25 years of Monday Night Raw. Wow. That’s a long time. Since its debut back in January of 1993 (yeah that’s right I can do math), Raw has been a staple show on network television, and is the longest running “episodic show” in history.
Before Monday Night Raw, wrestling fans did not have much access to the product. Besides pay per views every few months and rare special event shows on cable, there was no way to watch wrestling. Raw changed all of that. Now die hard fans and casual fans alike could enjoy the stars like The Undertaker and Hulk Hogan every Monday night right from the comfort of their home.
It’s hard to believe the Raw program, and WWE for that matter, has lasted for as long as it has. Back in the mid-late 1990s, World Championship Wrestling became direct competition to Vince McMahon. Launching a rival Monday night show in the form of Monday Nitro, WCW looked poised to run WWE out of business. Ah but the “Monday Night Wars” are a blog for another day.
This past Monday night on January 22nd, WWE aired the 25th Anniversary of Raw. Broadcasted from two locations, the Barclays Center and the site of the original Raw, The Manhattan Center, it did not disappoint.
When I think of my memories of watching wrestling growing up, I think of Stone Cold Steve Austin. I think of him delivering stunners and drinking beer (my god he caught beer cans like nobody else).
His rivalry with Vince McMahon from 1997-1999 is what put Raw on the map. So it was only fitting that Austin was part of the opening segment with the McMahon family.
And it was just perfect. From the glass shattering entrance of Austin, to Austin glaring at his former nemesis, to Vince trying to plead with him and claiming that things are different since he is a senior citizen now and a member of AARP were just awesome. After delivering a stunner to Vince and a couple to Shane, Austin was thrown a few beers while still in the ring.
And while his beer catching skills may have been a tad rusty, Stone Cold cracked those suckers open, hit those turnbuckles, and chugged those SOBs down like only the Texas Rattlesnake could. The night could have ended there, and I would have been happy.
While that may have made the night for me, there were still plenty of other big moments. The Undertaker made his first appearance since Wrestlemania 33, and while he did not offer any notable news on the status of his in ring career, it was cool to see him deliver one of his iconic “rest in piece” promos inside the Manhattan Center. The Miz defeated Roman Reigns to become an 8 time Intercontinental Champion in what was an awesome match. Bray Wyatt defeated “Woken” Matt Hardy clean in what was a head scratcher for me, and during another fantastic segment, many former women’s wrestlers came out to receive an ovation (and let me tell you, Kelly Kelly and Torrie Wilson were 🔥🔥). And let’s not forget, Chris Jericho calling Elias a “stupid idiot” and putting him on “the list” was hysterical.
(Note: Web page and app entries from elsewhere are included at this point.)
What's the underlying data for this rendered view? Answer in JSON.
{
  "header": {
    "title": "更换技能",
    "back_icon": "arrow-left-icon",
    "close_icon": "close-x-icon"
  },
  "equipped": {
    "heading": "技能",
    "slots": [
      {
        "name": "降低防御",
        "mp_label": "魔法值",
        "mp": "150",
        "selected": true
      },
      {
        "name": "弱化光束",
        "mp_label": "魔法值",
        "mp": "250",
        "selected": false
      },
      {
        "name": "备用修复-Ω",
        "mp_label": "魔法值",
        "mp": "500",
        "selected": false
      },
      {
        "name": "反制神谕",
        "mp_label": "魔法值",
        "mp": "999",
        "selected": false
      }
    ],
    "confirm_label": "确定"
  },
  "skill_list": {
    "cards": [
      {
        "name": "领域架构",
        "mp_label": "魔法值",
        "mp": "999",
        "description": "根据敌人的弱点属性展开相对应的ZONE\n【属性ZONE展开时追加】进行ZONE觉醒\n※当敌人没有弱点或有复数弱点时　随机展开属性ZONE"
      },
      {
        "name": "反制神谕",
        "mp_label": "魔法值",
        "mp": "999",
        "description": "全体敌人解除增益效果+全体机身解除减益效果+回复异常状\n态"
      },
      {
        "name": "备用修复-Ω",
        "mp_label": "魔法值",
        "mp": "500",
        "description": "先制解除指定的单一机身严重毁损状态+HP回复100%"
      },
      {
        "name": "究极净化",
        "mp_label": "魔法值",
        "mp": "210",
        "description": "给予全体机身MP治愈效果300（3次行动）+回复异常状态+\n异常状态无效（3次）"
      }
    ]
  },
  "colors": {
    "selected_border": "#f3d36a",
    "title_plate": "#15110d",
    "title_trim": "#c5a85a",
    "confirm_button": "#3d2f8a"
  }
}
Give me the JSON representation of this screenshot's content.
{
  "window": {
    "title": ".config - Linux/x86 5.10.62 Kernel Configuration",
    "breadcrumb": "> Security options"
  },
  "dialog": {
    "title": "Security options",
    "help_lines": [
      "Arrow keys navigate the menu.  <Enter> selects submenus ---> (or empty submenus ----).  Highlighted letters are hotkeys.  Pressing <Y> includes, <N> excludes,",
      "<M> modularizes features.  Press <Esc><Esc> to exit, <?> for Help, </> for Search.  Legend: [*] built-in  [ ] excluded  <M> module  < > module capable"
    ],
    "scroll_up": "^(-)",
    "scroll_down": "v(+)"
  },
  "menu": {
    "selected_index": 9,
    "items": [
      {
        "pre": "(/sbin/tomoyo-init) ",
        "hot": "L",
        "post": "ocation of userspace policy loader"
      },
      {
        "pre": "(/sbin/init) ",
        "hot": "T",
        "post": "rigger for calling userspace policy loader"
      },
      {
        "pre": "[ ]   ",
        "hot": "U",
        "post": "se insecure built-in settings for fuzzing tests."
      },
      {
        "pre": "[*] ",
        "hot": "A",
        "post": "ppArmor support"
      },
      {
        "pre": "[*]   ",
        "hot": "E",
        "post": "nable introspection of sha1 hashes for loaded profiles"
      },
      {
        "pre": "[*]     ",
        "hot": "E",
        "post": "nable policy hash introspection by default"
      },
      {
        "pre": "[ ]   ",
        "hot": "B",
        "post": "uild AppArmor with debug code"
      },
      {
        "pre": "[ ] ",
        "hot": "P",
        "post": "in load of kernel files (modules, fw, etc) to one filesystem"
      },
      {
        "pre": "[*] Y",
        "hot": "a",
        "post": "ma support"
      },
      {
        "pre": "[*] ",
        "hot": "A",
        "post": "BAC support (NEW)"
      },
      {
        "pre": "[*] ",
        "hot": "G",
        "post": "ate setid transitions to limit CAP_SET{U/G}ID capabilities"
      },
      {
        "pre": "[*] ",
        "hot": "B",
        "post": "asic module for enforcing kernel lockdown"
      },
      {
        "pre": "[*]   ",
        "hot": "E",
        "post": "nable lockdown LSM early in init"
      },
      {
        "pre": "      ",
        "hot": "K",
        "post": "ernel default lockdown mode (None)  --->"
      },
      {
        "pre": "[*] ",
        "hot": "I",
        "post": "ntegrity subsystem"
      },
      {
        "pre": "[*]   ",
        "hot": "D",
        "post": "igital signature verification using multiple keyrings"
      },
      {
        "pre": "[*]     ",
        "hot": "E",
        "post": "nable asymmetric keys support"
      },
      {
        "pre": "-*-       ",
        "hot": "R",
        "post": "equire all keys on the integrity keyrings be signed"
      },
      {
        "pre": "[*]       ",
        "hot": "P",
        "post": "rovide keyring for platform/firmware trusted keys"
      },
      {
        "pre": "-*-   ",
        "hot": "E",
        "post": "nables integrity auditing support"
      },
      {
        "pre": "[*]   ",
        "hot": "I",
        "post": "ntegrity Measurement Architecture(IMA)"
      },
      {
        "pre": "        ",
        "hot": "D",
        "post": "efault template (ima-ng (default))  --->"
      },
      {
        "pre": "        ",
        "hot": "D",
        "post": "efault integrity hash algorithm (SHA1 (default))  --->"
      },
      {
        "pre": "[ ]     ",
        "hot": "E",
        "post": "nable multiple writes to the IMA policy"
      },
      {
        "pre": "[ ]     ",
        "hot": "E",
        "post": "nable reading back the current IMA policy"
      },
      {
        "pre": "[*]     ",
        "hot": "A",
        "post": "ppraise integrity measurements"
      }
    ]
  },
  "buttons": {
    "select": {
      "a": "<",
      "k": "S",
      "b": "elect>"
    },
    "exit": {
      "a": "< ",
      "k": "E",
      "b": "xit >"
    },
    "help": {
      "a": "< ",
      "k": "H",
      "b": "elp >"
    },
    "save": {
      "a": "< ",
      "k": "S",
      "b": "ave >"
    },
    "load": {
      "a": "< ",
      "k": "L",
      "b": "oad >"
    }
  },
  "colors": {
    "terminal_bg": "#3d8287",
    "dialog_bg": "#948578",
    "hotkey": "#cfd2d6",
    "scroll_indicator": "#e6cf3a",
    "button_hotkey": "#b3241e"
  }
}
Even though the Stone Cold opening segment ended up being my favorite, I went into the show awaiting the Degeneration X reunion. Shawn Michaels is my all time favorite wrestler. Period. It’s really not even close. Ever since The Undertaker retired him at Wrestlemania 26 back in 2010, I have anxiously awaited the day that he says he is coming out of retirement for one more match. Unfortunately, it seems as though that day will never come, as Michaels has remained adamant that he is content where he left his wrestling career and has no desire to wrestle again. But every once in a while we get an appearance from him that reminds us how awesome and hilarious he is. Monday was one of those nights, as he and the rest of DX came out and talked about the good ol’ times, which ended with each member hitting their finishing maneuvers on Scott Dawson, including Michaels’ patented Sweet Chin Music.
It’s hard to believe that Raw has been airing for 25 years. Many of my childhood memories are of my parents and I sitting back and watching Raw, and I will always be grateful for that. Here’s to 25 more!